» Work request: Word for word, repeat each of the records below.

» Task material:
#####

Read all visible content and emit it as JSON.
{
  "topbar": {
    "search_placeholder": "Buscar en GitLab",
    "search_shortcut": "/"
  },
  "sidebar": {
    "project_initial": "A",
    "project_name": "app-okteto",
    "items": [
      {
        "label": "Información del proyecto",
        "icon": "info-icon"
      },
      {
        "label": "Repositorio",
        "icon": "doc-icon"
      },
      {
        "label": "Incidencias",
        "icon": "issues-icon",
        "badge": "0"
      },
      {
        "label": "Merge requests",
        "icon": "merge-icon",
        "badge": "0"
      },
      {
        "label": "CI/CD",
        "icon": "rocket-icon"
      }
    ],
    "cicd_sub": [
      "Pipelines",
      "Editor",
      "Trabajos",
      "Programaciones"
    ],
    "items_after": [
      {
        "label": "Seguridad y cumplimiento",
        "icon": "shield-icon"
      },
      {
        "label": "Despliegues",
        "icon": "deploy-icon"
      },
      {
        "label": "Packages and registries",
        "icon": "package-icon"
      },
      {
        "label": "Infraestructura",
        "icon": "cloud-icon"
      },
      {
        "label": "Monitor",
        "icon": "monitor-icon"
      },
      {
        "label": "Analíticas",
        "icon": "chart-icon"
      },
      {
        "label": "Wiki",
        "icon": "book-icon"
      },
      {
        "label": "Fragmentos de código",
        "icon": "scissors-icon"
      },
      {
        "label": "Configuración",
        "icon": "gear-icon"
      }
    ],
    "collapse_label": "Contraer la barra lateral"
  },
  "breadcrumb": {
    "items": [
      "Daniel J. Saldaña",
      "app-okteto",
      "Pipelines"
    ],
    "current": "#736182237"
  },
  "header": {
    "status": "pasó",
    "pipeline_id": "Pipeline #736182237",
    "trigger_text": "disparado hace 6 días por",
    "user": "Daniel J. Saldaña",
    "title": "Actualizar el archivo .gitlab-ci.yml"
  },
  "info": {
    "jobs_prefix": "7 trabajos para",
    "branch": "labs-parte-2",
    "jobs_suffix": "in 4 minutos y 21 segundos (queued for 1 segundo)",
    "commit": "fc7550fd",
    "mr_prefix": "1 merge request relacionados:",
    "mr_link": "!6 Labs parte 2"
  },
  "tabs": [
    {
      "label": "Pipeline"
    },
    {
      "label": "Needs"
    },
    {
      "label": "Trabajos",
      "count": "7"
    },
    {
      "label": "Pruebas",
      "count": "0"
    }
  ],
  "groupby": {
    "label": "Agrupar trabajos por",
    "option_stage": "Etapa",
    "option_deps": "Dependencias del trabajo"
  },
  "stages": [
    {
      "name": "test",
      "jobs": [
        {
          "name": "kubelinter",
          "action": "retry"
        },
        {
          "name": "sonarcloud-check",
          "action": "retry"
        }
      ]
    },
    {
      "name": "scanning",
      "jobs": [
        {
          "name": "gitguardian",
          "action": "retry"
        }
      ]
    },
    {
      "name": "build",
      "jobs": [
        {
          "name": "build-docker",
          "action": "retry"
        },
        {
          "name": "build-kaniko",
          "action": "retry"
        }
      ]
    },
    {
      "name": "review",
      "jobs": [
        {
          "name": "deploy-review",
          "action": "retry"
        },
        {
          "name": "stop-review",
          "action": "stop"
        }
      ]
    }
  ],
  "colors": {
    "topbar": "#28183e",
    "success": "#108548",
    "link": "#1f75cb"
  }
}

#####

» Solution to the problem:
Read all visible content and emit it as JSON.
{
  "topbar": {
    "search_placeholder": "Buscar en GitLab",
    "search_shortcut": "/"
  },
  "sidebar": {
    "project_initial": "A",
    "project_name": "app-okteto",
    "items": [
      {
        "label": "Información del proyecto",
        "icon": "info-icon"
      },
      {
        "label": "Repositorio",
        "icon": "doc-icon"
      },
      {
        "label": "Incidencias",
        "icon": "issues-icon",
        "badge": "0"
      },
      {
        "label": "Merge requests",
        "icon": "merge-icon",
        "badge": "0"
      },
      {
        "label": "CI/CD",
        "icon": "rocket-icon"
      }
    ],
    "cicd_sub": [
      "Pipelines",
      "Editor",
      "Trabajos",
      "Programaciones"
    ],
    "items_after": [
      {
        "label": "Seguridad y cumplimiento",
        "icon": "shield-icon"
      },
      {
        "label": "Despliegues",
        "icon": "deploy-icon"
      },
      {
        "label": "Packages and registries",
        "icon": "package-icon"
      },
      {
        "label": "Infraestructura",
        "icon": "cloud-icon"
      },
      {
        "label": "Monitor",
        "icon": "monitor-icon"
      },
      {
        "label": "Analíticas",
        "icon": "chart-icon"
      },
      {
        "label": "Wiki",
        "icon": "book-icon"
      },
      {
        "label": "Fragmentos de código",
        "icon": "scissors-icon"
      },
      {
        "label": "Configuración",
        "icon": "gear-icon"
      }
    ],
    "collapse_label": "Contraer la barra lateral"
  },
  "breadcrumb": {
    "items": [
      "Daniel J. Saldaña",
      "app-okteto",
      "Pipelines"
    ],
    "current": "#736182237"
  },
  "header": {
    "status": "pasó",
    "pipeline_id": "Pipeline #736182237",
    "trigger_text": "disparado hace 6 días por",
    "user": "Daniel J. Saldaña",
    "title": "Actualizar el archivo .gitlab-ci.yml"
  },
  "info": {
    "jobs_prefix": "7 trabajos para",
    "branch": "labs-parte-2",
    "jobs_suffix": "in 4 minutos y 21 segundos (queued for 1 segundo)",
    "commit": "fc7550fd",
    "mr_prefix": "1 merge request relacionados:",
    "mr_link": "!6 Labs parte 2"
  },
  "tabs": [
    {
      "label": "Pipeline"
    },
    {
      "label": "Needs"
    },
    {
      "label": "Trabajos",
      "count": "7"
    },
    {
      "label": "Pruebas",
      "count": "0"
    }
  ],
  "groupby": {
    "label": "Agrupar trabajos por",
    "option_stage": "Etapa",
    "option_deps": "Dependencias del trabajo"
  },
  "stages": [
    {
      "name": "test",
      "jobs": [
        {
          "name": "kubelinter",
          "action": "retry"
        },
        {
          "name": "sonarcloud-check",
          "action": "retry"
        }
      ]
    },
    {
      "name": "scanning",
      "jobs": [
        {
          "name": "gitguardian",
          "action": "retry"
        }
      ]
    },
    {
      "name": "build",
      "jobs": [
        {
          "name": "build-docker",
          "action": "retry"
        },
        {
          "name": "build-kaniko",
          "action": "retry"
        }
      ]
    },
    {
      "name": "review",
      "jobs": [
        {
          "name": "deploy-review",
          "action": "retry"
        },
        {
          "name": "stop-review",
          "action": "stop"
        }
      ]
    }
  ],
  "colors": {
    "topbar": "#28183e",
    "success": "#108548",
    "link": "#1f75cb"
  }
}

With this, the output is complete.